TASK OBJECTIVE >>
Could you print all the entries exactly?

*-*-*

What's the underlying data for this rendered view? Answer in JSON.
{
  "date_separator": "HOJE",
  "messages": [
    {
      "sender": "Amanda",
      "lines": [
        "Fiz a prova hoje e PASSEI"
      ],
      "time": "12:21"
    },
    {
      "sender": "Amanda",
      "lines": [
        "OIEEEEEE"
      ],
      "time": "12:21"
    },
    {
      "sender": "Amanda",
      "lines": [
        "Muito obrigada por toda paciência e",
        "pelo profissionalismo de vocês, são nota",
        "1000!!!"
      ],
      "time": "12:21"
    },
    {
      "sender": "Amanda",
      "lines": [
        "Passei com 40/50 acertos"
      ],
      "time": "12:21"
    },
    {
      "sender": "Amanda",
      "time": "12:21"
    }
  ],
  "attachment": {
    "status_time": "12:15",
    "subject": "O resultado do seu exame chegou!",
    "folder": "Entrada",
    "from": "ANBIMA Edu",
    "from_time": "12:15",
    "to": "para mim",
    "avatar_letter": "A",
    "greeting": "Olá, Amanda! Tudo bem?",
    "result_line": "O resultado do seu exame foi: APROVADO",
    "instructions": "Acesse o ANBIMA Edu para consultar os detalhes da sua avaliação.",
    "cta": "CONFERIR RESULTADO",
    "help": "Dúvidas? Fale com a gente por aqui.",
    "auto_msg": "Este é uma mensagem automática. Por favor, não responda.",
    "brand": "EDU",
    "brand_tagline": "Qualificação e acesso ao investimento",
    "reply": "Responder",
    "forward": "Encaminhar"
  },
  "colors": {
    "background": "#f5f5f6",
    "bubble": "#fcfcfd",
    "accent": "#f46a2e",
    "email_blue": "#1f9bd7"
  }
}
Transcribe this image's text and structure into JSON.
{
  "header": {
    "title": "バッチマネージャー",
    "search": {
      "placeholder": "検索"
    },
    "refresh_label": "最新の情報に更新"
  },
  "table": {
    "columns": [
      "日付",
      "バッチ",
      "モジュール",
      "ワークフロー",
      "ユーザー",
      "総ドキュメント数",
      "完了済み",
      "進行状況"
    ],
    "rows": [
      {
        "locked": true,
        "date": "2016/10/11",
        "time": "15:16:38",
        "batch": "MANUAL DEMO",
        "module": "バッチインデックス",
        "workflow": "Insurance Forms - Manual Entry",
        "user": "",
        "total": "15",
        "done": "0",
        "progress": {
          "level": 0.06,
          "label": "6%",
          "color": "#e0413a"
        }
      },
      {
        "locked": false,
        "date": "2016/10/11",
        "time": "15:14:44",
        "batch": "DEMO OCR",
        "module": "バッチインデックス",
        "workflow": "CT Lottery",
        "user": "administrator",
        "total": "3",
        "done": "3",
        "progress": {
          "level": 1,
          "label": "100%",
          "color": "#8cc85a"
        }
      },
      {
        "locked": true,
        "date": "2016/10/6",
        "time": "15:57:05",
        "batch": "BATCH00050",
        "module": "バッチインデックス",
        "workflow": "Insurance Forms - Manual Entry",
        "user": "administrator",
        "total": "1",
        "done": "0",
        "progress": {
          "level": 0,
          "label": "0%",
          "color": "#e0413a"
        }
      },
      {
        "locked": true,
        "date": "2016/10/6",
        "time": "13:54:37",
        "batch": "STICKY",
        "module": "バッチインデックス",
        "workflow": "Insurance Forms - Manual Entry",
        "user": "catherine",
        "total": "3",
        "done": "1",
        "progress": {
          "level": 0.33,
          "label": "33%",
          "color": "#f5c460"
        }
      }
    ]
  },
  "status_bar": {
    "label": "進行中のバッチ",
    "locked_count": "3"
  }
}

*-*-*

RESPONSE TO THIS TASK >>
What's the underlying data for this rendered view? Answer in JSON.
{
  "date_separator": "HOJE",
  "messages": [
    {
      "sender": "Amanda",
      "lines": [
        "Fiz a prova hoje e PASSEI"
      ],
      "time": "12:21"
    },
    {
      "sender": "Amanda",
      "lines": [
        "OIEEEEEE"
      ],
      "time": "12:21"
    },
    {
      "sender": "Amanda",
      "lines": [
        "Muito obrigada por toda paciência e",
        "pelo profissionalismo de vocês, são nota",
        "1000!!!"
      ],
      "time": "12:21"
    },
    {
      "sender": "Amanda",
      "lines": [
        "Passei com 40/50 acertos"
      ],
      "time": "12:21"
    },
    {
      "sender": "Amanda",
      "time": "12:21"
    }
  ],
  "attachment": {
    "status_time": "12:15",
    "subject": "O resultado do seu exame chegou!",
    "folder": "Entrada",
    "from": "ANBIMA Edu",
    "from_time": "12:15",
    "to": "para mim",
    "avatar_letter": "A",
    "greeting": "Olá, Amanda! Tudo bem?",
    "result_line": "O resultado do seu exame foi: APROVADO",
    "instructions": "Acesse o ANBIMA Edu para consultar os detalhes da sua avaliação.",
    "cta": "CONFERIR RESULTADO",
    "help": "Dúvidas? Fale com a gente por aqui.",
    "auto_msg": "Este é uma mensagem automática. Por favor, não responda.",
    "brand": "EDU",
    "brand_tagline": "Qualificação e acesso ao investimento",
    "reply": "Responder",
    "forward": "Encaminhar"
  },
  "colors": {
    "background": "#f5f5f6",
    "bubble": "#fcfcfd",
    "accent": "#f46a2e",
    "email_blue": "#1f9bd7"
  }
}
Transcribe this image's text and structure into JSON.
{
  "header": {
    "title": "バッチマネージャー",
    "search": {
      "placeholder": "検索"
    },
    "refresh_label": "最新の情報に更新"
  },
  "table": {
    "columns": [
      "日付",
      "バッチ",
      "モジュール",
      "ワークフロー",
      "ユーザー",
      "総ドキュメント数",
      "完了済み",
      "進行状況"
    ],
    "rows": [
      {
        "locked": true,
        "date": "2016/10/11",
        "time": "15:16:38",
        "batch": "MANUAL DEMO",
        "module": "バッチインデックス",
        "workflow": "Insurance Forms - Manual Entry",
        "user": "",
        "total": "15",
        "done": "0",
        "progress": {
          "level": 0.06,
          "label": "6%",
          "color": "#e0413a"
        }
      },
      {
        "locked": false,
        "date": "2016/10/11",
        "time": "15:14:44",
        "batch": "DEMO OCR",
        "module": "バッチインデックス",
        "workflow": "CT Lottery",
        "user": "administrator",
        "total": "3",
        "done": "3",
        "progress": {
          "level": 1,
          "label": "100%",
          "color": "#8cc85a"
        }
      },
      {
        "locked": true,
        "date": "2016/10/6",
        "time": "15:57:05",
        "batch": "BATCH00050",
        "module": "バッチインデックス",
        "workflow": "Insurance Forms - Manual Entry",
        "user": "administrator",
        "total": "1",
        "done": "0",
        "progress": {
          "level": 0,
          "label": "0%",
          "color": "#e0413a"
        }
      },
      {
        "locked": true,
        "date": "2016/10/6",
        "time": "13:54:37",
        "batch": "STICKY",
        "module": "バッチインデックス",
        "workflow": "Insurance Forms - Manual Entry",
        "user": "catherine",
        "total": "3",
        "done": "1",
        "progress": {
          "level": 0.33,
          "label": "33%",
          "color": "#f5c460"
        }
      }
    ]
  },
  "status_bar": {
    "label": "進行中のバッチ",
    "locked_count": "3"
  }
}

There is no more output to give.